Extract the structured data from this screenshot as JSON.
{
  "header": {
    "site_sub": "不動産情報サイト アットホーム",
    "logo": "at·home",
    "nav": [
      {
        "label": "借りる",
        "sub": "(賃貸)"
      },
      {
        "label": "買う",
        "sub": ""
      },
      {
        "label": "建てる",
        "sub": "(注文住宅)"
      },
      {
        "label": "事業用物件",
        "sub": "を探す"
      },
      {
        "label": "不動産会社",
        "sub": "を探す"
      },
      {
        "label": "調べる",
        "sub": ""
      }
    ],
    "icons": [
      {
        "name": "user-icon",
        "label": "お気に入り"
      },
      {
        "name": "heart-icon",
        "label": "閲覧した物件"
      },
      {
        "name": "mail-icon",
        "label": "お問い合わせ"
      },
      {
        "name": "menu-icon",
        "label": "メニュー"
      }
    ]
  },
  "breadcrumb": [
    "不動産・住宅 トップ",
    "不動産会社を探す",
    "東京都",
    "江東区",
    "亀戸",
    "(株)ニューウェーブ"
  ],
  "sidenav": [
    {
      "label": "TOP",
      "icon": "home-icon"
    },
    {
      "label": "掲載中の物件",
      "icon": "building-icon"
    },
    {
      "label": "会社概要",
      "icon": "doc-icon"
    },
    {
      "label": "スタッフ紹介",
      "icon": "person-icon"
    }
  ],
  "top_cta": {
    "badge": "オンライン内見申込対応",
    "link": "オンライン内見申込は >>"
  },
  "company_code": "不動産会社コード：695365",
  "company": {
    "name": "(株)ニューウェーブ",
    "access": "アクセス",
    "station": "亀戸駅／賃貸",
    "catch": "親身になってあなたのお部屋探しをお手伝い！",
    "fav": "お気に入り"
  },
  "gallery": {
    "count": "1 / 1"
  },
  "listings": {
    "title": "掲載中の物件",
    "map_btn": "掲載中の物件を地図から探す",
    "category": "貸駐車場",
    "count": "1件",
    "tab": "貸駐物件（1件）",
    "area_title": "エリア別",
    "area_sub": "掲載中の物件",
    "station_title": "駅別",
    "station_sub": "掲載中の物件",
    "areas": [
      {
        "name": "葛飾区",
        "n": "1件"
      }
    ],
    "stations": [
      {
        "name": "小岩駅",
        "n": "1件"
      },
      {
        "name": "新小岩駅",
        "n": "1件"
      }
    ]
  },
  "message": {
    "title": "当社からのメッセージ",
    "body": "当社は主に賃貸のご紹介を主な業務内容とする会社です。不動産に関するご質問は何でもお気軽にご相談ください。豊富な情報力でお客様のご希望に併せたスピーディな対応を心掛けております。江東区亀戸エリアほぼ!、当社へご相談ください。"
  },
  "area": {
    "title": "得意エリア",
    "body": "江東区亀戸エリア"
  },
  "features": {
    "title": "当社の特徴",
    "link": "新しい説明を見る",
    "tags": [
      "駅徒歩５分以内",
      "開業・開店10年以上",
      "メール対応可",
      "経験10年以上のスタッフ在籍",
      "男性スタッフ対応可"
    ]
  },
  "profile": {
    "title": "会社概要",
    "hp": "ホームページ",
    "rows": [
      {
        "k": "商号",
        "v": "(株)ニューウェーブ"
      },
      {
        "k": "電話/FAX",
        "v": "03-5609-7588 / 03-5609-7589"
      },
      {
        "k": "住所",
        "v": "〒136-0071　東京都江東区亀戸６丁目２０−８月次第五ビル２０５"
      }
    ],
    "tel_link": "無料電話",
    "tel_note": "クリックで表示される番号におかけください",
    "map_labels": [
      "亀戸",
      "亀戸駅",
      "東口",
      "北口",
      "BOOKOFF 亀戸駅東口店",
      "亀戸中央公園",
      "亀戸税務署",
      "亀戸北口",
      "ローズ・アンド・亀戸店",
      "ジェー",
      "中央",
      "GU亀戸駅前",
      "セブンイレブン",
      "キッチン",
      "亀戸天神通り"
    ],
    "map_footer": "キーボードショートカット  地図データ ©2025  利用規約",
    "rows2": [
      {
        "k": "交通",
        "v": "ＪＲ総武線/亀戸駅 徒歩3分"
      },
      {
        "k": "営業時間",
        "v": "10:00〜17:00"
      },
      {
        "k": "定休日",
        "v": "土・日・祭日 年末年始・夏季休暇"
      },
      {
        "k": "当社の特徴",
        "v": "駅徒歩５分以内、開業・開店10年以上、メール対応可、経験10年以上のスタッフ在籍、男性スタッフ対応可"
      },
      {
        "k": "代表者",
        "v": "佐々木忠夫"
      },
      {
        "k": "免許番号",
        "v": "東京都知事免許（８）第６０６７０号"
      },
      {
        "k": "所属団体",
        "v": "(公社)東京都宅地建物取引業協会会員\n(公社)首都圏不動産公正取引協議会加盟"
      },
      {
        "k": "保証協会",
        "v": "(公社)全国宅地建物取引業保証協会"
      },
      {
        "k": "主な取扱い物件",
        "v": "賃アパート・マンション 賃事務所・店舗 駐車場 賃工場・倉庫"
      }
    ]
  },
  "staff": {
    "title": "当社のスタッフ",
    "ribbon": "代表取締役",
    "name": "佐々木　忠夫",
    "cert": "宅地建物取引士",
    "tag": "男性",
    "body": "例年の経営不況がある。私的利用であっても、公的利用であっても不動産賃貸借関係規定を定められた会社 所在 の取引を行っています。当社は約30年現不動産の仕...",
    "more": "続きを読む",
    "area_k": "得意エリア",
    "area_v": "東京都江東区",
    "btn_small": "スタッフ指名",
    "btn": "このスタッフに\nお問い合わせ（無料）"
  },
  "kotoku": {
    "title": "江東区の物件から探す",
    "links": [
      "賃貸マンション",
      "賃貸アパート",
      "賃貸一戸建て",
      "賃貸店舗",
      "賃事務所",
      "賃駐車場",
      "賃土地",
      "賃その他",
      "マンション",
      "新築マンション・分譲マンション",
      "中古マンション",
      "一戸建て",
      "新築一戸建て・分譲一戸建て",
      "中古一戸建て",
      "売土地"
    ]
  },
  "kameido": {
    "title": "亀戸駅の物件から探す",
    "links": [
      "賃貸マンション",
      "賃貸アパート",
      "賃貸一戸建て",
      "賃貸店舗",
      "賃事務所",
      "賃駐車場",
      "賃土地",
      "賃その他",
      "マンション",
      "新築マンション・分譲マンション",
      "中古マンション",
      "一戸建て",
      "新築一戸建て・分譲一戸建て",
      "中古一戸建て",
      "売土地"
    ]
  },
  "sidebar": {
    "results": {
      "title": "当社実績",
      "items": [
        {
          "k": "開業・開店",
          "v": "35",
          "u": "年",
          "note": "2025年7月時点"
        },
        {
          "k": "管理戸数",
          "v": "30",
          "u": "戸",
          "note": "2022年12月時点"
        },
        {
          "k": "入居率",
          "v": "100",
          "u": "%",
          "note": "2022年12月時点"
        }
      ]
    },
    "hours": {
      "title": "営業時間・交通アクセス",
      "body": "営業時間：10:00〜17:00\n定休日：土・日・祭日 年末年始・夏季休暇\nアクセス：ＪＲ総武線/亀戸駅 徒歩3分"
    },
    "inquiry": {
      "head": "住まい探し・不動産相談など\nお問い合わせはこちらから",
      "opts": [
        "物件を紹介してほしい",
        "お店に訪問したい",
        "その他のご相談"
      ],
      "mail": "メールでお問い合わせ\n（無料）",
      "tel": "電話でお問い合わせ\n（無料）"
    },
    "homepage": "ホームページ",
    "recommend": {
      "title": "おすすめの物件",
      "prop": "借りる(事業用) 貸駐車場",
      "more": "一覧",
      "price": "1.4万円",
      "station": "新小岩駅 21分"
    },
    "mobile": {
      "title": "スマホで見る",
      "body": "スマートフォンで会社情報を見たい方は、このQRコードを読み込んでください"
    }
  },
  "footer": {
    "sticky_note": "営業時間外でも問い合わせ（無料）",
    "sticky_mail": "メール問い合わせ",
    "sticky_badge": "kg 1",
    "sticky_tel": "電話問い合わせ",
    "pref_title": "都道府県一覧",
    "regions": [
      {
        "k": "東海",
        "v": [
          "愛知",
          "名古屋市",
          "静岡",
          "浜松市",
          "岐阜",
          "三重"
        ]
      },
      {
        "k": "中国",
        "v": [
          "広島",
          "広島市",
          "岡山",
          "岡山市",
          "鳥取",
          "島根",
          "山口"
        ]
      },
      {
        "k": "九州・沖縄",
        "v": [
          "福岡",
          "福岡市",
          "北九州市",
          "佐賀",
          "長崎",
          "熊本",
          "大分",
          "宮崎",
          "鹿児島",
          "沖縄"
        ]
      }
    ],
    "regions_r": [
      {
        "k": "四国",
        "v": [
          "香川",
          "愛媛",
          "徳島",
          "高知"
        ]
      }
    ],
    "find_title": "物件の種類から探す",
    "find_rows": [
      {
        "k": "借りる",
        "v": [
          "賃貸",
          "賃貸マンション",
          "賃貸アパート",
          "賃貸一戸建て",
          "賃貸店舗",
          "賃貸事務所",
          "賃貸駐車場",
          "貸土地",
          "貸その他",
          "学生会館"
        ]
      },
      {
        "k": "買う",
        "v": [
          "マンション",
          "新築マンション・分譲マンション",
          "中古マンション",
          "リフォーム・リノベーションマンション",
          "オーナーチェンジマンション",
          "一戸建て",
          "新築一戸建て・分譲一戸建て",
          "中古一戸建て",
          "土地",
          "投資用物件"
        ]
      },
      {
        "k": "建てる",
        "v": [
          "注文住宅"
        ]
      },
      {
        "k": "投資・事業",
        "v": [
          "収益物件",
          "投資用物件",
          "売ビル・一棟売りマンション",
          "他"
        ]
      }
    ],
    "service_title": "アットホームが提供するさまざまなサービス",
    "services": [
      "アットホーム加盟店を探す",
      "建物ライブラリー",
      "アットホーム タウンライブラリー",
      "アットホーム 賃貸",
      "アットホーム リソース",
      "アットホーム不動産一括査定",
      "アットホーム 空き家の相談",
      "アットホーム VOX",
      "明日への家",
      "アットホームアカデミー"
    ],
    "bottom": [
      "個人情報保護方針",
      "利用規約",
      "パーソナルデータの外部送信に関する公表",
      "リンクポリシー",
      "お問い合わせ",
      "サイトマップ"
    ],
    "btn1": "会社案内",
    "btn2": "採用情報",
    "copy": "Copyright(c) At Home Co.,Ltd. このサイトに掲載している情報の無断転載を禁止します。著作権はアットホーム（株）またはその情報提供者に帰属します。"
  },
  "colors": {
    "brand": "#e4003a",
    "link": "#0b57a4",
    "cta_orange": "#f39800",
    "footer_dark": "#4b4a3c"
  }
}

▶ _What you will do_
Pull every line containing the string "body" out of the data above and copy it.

▶ _Result of this exercise_
    "body": "当社は主に賃貸のご紹介を主な業務内容とする会社です。不動産に関するご質問は何でもお気軽にご相談ください。豊富な情報力でお客様のご希望に併せたスピーディな対応を心掛けております。江東区亀戸エリアほぼ!、当社へご相談ください。"
    "body": "江東区亀戸エリア"
    "body": "例年の経営不況がある。私的利用であっても、公的利用であっても不動産賃貸借関係規定を定められた会社 所在 の取引を行っています。当社は約30年現不動産の仕...",
      "body": "営業時間：10:00〜17:00\n定休日：土・日・祭日 年末年始・夏季休暇\nアクセス：ＪＲ総武線/亀戸駅 徒歩3分"
      "body": "スマートフォンで会社情報を見たい方は、このQRコードを読み込んでください"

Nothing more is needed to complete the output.